**EXERCISE PROMPT:**
The lines to copy from the data below are those that hold the string "icon".

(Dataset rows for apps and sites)
- Opening Delimiter -
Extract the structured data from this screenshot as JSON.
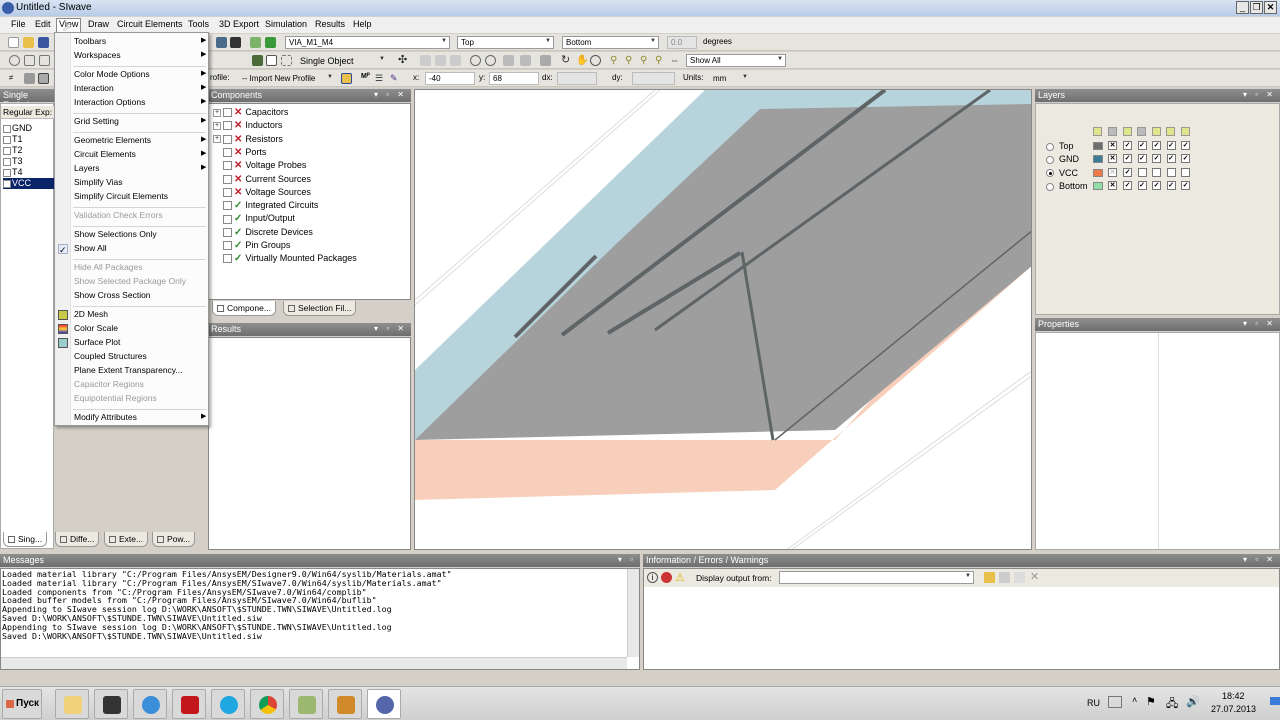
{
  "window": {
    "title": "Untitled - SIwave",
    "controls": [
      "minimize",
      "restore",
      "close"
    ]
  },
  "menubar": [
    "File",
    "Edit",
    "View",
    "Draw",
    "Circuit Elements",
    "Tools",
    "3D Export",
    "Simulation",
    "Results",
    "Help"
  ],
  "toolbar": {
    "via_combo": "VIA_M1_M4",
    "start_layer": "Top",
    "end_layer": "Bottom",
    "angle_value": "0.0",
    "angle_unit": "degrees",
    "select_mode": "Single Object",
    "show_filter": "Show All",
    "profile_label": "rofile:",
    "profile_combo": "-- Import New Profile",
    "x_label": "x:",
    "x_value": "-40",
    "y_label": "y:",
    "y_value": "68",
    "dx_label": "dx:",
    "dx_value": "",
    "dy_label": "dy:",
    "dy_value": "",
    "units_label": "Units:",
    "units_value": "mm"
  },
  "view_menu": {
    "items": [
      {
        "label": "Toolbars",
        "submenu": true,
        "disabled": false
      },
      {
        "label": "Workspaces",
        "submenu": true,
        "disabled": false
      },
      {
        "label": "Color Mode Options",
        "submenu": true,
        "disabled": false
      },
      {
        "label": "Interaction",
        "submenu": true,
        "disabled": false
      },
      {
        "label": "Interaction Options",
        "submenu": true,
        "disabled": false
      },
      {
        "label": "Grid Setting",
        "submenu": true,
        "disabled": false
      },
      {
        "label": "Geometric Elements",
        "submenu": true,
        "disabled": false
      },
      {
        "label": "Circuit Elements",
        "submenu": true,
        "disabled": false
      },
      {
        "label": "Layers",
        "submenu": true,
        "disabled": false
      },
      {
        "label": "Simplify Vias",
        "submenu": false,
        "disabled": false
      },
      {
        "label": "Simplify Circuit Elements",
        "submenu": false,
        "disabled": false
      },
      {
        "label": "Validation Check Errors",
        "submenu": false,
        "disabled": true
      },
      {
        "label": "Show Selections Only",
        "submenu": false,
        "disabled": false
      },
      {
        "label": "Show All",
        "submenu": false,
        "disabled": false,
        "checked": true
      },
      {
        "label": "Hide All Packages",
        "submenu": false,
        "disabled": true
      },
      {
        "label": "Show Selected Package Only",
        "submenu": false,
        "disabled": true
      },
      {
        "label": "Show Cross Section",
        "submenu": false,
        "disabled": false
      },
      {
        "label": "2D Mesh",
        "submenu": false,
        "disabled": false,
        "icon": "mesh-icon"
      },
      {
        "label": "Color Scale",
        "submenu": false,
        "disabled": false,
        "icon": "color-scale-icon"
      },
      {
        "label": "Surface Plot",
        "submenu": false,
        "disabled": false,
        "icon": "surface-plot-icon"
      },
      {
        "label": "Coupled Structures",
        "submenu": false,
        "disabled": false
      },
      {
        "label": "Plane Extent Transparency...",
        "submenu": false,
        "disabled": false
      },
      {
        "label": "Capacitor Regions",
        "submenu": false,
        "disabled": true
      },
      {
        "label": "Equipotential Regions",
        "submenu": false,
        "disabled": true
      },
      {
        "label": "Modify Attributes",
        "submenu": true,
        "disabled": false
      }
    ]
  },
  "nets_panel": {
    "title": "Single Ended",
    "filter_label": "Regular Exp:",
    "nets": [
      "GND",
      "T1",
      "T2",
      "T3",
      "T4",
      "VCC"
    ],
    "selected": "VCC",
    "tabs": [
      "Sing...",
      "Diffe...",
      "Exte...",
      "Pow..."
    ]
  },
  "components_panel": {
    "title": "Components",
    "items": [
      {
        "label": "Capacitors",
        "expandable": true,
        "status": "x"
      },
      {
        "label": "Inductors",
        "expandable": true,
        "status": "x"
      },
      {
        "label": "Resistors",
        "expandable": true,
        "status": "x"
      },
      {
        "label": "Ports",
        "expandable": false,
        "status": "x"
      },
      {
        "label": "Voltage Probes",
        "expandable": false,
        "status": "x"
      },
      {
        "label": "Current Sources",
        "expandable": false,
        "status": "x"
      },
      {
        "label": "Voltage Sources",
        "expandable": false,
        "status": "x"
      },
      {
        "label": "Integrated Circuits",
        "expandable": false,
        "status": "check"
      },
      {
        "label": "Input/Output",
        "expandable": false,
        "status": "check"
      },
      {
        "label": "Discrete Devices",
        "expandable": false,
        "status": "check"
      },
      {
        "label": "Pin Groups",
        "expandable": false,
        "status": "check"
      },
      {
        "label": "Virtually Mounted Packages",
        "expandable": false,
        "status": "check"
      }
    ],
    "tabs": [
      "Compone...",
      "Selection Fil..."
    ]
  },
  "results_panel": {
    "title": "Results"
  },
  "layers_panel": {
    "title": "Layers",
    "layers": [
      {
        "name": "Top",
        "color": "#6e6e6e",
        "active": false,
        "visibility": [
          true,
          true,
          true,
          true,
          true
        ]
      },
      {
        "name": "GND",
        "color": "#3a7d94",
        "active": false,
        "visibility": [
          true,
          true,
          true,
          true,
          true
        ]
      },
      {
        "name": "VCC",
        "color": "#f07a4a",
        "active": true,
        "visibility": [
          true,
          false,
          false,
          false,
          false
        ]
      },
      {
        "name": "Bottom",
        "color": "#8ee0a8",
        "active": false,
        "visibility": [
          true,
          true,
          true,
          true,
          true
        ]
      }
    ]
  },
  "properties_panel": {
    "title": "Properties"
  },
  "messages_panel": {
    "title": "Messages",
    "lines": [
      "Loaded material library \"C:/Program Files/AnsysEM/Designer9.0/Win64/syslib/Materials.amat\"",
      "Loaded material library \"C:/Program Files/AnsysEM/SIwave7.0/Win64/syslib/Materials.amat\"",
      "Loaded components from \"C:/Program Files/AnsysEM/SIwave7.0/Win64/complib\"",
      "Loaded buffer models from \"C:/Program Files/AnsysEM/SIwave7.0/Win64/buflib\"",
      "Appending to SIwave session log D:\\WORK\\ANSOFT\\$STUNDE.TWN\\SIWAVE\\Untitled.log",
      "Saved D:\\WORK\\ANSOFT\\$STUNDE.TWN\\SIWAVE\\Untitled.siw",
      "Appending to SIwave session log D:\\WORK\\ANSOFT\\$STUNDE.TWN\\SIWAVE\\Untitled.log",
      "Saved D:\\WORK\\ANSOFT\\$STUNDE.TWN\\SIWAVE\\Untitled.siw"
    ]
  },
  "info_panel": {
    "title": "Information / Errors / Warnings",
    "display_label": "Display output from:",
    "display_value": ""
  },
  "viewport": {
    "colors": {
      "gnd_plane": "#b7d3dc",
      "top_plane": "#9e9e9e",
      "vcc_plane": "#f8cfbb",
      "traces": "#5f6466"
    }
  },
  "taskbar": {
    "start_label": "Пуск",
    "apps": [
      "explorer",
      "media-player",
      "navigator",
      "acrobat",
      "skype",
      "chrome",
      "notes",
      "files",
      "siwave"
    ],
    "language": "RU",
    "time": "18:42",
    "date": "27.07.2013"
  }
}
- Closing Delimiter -
**ANSWER BOX:**
        "icon": "mesh-icon"
        "icon": "color-scale-icon"
        "icon": "surface-plot-icon"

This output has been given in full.